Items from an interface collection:
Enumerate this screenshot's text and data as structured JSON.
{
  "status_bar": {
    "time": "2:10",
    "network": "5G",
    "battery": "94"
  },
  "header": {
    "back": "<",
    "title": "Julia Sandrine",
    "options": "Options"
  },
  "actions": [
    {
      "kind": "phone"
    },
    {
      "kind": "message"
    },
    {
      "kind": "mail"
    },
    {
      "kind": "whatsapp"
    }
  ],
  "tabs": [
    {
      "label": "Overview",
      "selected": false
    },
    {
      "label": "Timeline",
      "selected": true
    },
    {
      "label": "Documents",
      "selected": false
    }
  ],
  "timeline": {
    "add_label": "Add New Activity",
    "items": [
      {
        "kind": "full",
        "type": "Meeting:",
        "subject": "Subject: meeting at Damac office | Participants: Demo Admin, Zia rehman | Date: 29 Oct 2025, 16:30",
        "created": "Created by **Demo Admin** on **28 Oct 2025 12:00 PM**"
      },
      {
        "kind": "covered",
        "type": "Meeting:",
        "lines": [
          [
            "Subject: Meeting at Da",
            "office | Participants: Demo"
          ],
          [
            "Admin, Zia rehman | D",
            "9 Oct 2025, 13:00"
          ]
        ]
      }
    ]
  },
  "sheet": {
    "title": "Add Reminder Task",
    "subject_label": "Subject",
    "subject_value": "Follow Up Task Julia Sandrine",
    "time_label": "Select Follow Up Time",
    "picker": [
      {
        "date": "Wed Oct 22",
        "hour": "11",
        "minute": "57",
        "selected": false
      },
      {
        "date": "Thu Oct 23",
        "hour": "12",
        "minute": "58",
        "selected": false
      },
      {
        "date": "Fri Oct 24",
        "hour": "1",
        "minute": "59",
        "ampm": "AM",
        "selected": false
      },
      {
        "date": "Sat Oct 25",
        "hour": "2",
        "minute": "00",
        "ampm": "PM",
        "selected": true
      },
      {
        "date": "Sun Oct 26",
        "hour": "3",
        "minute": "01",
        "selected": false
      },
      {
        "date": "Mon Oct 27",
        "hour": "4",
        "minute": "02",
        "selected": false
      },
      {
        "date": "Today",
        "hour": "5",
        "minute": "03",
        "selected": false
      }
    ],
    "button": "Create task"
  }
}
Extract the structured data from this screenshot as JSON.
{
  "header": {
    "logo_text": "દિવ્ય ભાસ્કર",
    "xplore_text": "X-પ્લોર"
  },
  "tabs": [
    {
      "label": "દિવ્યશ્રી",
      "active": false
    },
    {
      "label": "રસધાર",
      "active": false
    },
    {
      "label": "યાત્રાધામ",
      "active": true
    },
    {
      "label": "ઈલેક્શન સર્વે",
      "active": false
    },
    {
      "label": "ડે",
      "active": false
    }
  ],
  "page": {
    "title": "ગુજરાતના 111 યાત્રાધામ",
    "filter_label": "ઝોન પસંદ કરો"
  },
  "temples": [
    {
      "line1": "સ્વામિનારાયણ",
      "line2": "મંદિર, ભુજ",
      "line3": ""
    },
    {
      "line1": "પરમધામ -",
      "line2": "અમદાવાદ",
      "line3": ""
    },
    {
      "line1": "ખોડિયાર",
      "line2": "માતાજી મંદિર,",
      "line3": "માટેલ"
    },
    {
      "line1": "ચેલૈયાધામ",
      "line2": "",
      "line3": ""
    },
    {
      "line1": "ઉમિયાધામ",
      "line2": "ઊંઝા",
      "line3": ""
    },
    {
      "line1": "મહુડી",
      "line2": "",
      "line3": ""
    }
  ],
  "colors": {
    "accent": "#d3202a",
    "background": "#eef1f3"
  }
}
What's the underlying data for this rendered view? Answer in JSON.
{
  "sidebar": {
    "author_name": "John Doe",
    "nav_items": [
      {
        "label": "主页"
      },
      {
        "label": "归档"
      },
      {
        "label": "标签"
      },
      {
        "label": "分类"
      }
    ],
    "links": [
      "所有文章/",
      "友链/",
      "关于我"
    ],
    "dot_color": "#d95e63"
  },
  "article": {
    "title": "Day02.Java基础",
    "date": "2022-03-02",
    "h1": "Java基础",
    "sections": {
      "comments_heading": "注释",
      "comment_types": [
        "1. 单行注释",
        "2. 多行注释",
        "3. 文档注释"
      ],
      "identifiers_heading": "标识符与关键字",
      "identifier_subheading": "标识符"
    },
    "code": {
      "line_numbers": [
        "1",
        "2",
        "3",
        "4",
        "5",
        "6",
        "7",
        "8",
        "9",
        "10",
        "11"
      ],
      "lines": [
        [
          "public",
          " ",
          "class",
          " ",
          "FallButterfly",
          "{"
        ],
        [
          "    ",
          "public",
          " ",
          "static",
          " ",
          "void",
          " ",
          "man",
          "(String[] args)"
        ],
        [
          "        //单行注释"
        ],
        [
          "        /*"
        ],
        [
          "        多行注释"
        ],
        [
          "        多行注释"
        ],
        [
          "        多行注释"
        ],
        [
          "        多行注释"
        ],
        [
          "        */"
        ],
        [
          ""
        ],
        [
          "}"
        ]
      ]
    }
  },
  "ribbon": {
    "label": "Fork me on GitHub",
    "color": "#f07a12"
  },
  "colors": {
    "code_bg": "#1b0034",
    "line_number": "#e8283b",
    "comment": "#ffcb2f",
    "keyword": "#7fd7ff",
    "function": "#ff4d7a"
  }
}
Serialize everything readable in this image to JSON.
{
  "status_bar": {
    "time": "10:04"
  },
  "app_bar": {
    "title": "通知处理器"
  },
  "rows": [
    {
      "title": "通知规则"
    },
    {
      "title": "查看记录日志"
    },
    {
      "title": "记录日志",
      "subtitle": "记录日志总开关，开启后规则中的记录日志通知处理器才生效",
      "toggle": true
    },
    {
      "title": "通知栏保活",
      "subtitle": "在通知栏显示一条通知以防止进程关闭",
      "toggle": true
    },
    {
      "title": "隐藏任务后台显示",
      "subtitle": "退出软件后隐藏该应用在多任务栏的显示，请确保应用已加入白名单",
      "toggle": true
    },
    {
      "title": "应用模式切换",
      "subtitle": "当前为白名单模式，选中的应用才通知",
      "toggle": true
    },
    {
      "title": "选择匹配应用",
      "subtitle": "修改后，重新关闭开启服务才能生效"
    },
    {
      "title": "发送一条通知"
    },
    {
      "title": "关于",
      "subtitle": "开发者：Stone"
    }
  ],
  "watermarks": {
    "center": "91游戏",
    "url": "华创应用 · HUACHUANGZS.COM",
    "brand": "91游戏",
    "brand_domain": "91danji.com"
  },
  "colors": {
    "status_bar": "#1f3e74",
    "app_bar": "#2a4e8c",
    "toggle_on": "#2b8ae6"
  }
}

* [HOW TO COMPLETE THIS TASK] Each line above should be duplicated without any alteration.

* [EXERCISE OUTPUT]
Enumerate this screenshot's text and data as structured JSON.
{
  "status_bar": {
    "time": "2:10",
    "network": "5G",
    "battery": "94"
  },
  "header": {
    "back": "<",
    "title": "Julia Sandrine",
    "options": "Options"
  },
  "actions": [
    {
      "kind": "phone"
    },
    {
      "kind": "message"
    },
    {
      "kind": "mail"
    },
    {
      "kind": "whatsapp"
    }
  ],
  "tabs": [
    {
      "label": "Overview",
      "selected": false
    },
    {
      "label": "Timeline",
      "selected": true
    },
    {
      "label": "Documents",
      "selected": false
    }
  ],
  "timeline": {
    "add_label": "Add New Activity",
    "items": [
      {
        "kind": "full",
        "type": "Meeting:",
        "subject": "Subject: meeting at Damac office | Participants: Demo Admin, Zia rehman | Date: 29 Oct 2025, 16:30",
        "created": "Created by **Demo Admin** on **28 Oct 2025 12:00 PM**"
      },
      {
        "kind": "covered",
        "type": "Meeting:",
        "lines": [
          [
            "Subject: Meeting at Da",
            "office | Participants: Demo"
          ],
          [
            "Admin, Zia rehman | D",
            "9 Oct 2025, 13:00"
          ]
        ]
      }
    ]
  },
  "sheet": {
    "title": "Add Reminder Task",
    "subject_label": "Subject",
    "subject_value": "Follow Up Task Julia Sandrine",
    "time_label": "Select Follow Up Time",
    "picker": [
      {
        "date": "Wed Oct 22",
        "hour": "11",
        "minute": "57",
        "selected": false
      },
      {
        "date": "Thu Oct 23",
        "hour": "12",
        "minute": "58",
        "selected": false
      },
      {
        "date": "Fri Oct 24",
        "hour": "1",
        "minute": "59",
        "ampm": "AM",
        "selected": false
      },
      {
        "date": "Sat Oct 25",
        "hour": "2",
        "minute": "00",
        "ampm": "PM",
        "selected": true
      },
      {
        "date": "Sun Oct 26",
        "hour": "3",
        "minute": "01",
        "selected": false
      },
      {
        "date": "Mon Oct 27",
        "hour": "4",
        "minute": "02",
        "selected": false
      },
      {
        "date": "Today",
        "hour": "5",
        "minute": "03",
        "selected": false
      }
    ],
    "button": "Create task"
  }
}
Extract the structured data from this screenshot as JSON.
{
  "header": {
    "logo_text": "દિવ્ય ભાસ્કર",
    "xplore_text": "X-પ્લોર"
  },
  "tabs": [
    {
      "label": "દિવ્યશ્રી",
      "active": false
    },
    {
      "label": "રસધાર",
      "active": false
    },
    {
      "label": "યાત્રાધામ",
      "active": true
    },
    {
      "label": "ઈલેક્શન સર્વે",
      "active": false
    },
    {
      "label": "ડે",
      "active": false
    }
  ],
  "page": {
    "title": "ગુજરાતના 111 યાત્રાધામ",
    "filter_label": "ઝોન પસંદ કરો"
  },
  "temples": [
    {
      "line1": "સ્વામિનારાયણ",
      "line2": "મંદિર, ભુજ",
      "line3": ""
    },
    {
      "line1": "પરમધામ -",
      "line2": "અમદાવાદ",
      "line3": ""
    },
    {
      "line1": "ખોડિયાર",
      "line2": "માતાજી મંદિર,",
      "line3": "માટેલ"
    },
    {
      "line1": "ચેલૈયાધામ",
      "line2": "",
      "line3": ""
    },
    {
      "line1": "ઉમિયાધામ",
      "line2": "ઊંઝા",
      "line3": ""
    },
    {
      "line1": "મહુડી",
      "line2": "",
      "line3": ""
    }
  ],
  "colors": {
    "accent": "#d3202a",
    "background": "#eef1f3"
  }
}
What's the underlying data for this rendered view? Answer in JSON.
{
  "sidebar": {
    "author_name": "John Doe",
    "nav_items": [
      {
        "label": "主页"
      },
      {
        "label": "归档"
      },
      {
        "label": "标签"
      },
      {
        "label": "分类"
      }
    ],
    "links": [
      "所有文章/",
      "友链/",
      "关于我"
    ],
    "dot_color": "#d95e63"
  },
  "article": {
    "title": "Day02.Java基础",
    "date": "2022-03-02",
    "h1": "Java基础",
    "sections": {
      "comments_heading": "注释",
      "comment_types": [
        "1. 单行注释",
        "2. 多行注释",
        "3. 文档注释"
      ],
      "identifiers_heading": "标识符与关键字",
      "identifier_subheading": "标识符"
    },
    "code": {
      "line_numbers": [
        "1",
        "2",
        "3",
        "4",
        "5",
        "6",
        "7",
        "8",
        "9",
        "10",
        "11"
      ],
      "lines": [
        [
          "public",
          " ",
          "class",
          " ",
          "FallButterfly",
          "{"
        ],
        [
          "    ",
          "public",
          " ",
          "static",
          " ",
          "void",
          " ",
          "man",
          "(String[] args)"
        ],
        [
          "        //单行注释"
        ],
        [
          "        /*"
        ],
        [
          "        多行注释"
        ],
        [
          "        多行注释"
        ],
        [
          "        多行注释"
        ],
        [
          "        多行注释"
        ],
        [
          "        */"
        ],
        [
          ""
        ],
        [
          "}"
        ]
      ]
    }
  },
  "ribbon": {
    "label": "Fork me on GitHub",
    "color": "#f07a12"
  },
  "colors": {
    "code_bg": "#1b0034",
    "line_number": "#e8283b",
    "comment": "#ffcb2f",
    "keyword": "#7fd7ff",
    "function": "#ff4d7a"
  }
}
Serialize everything readable in this image to JSON.
{
  "status_bar": {
    "time": "10:04"
  },
  "app_bar": {
    "title": "通知处理器"
  },
  "rows": [
    {
      "title": "通知规则"
    },
    {
      "title": "查看记录日志"
    },
    {
      "title": "记录日志",
      "subtitle": "记录日志总开关，开启后规则中的记录日志通知处理器才生效",
      "toggle": true
    },
    {
      "title": "通知栏保活",
      "subtitle": "在通知栏显示一条通知以防止进程关闭",
      "toggle": true
    },
    {
      "title": "隐藏任务后台显示",
      "subtitle": "退出软件后隐藏该应用在多任务栏的显示，请确保应用已加入白名单",
      "toggle": true
    },
    {
      "title": "应用模式切换",
      "subtitle": "当前为白名单模式，选中的应用才通知",
      "toggle": true
    },
    {
      "title": "选择匹配应用",
      "subtitle": "修改后，重新关闭开启服务才能生效"
    },
    {
      "title": "发送一条通知"
    },
    {
      "title": "关于",
      "subtitle": "开发者：Stone"
    }
  ],
  "watermarks": {
    "center": "91游戏",
    "url": "华创应用 · HUACHUANGZS.COM",
    "brand": "91游戏",
    "brand_domain": "91danji.com"
  },
  "colors": {
    "status_bar": "#1f3e74",
    "app_bar": "#2a4e8c",
    "toggle_on": "#2b8ae6"
  }
}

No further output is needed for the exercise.